*** Opening of Recorded data ***
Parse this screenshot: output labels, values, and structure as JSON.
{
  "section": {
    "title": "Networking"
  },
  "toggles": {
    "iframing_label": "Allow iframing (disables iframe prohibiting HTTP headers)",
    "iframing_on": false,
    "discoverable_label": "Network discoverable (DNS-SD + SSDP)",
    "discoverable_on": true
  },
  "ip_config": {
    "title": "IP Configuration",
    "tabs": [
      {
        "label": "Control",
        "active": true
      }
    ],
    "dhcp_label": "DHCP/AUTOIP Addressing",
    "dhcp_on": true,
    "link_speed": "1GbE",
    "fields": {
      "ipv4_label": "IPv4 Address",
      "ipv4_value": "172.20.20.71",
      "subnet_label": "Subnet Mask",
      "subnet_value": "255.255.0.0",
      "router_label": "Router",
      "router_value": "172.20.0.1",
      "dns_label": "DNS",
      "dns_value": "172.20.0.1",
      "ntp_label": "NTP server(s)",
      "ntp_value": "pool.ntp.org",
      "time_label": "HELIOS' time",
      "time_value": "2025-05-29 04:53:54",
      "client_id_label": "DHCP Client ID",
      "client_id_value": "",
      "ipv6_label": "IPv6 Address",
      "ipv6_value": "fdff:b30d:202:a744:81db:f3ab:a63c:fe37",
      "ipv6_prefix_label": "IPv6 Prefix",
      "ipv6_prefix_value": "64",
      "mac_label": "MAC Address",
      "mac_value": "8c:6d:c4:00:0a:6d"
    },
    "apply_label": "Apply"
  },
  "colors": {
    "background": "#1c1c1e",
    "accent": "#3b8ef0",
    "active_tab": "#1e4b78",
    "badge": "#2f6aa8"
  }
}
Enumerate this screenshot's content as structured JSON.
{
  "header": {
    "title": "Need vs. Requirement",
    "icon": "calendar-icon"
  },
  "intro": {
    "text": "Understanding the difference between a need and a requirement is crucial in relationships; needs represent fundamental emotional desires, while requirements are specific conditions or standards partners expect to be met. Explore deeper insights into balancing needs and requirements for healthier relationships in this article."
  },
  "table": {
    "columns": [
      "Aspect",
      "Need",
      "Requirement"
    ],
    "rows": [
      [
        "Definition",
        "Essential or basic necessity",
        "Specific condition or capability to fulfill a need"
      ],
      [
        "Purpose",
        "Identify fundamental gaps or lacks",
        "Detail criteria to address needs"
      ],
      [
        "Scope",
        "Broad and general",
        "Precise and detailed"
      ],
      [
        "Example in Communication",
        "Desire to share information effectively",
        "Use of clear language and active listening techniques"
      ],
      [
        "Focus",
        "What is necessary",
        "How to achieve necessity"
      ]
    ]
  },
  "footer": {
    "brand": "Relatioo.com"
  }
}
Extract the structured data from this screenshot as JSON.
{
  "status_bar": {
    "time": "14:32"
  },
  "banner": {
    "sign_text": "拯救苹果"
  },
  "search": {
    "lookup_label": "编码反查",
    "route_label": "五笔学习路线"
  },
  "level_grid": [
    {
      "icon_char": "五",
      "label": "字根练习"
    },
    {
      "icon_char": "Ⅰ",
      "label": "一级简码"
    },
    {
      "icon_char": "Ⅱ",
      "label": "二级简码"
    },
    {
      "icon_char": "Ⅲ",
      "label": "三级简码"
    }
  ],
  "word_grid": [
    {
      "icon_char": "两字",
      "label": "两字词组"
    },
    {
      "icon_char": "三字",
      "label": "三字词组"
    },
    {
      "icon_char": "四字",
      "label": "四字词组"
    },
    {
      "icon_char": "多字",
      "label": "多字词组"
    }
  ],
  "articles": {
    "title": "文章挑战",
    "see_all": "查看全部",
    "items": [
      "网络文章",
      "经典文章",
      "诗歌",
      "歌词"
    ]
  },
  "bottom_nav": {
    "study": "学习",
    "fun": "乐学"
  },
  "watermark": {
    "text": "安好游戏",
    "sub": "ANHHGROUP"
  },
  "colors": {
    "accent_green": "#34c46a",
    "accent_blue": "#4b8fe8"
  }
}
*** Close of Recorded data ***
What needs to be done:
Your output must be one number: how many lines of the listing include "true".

Answer box:
3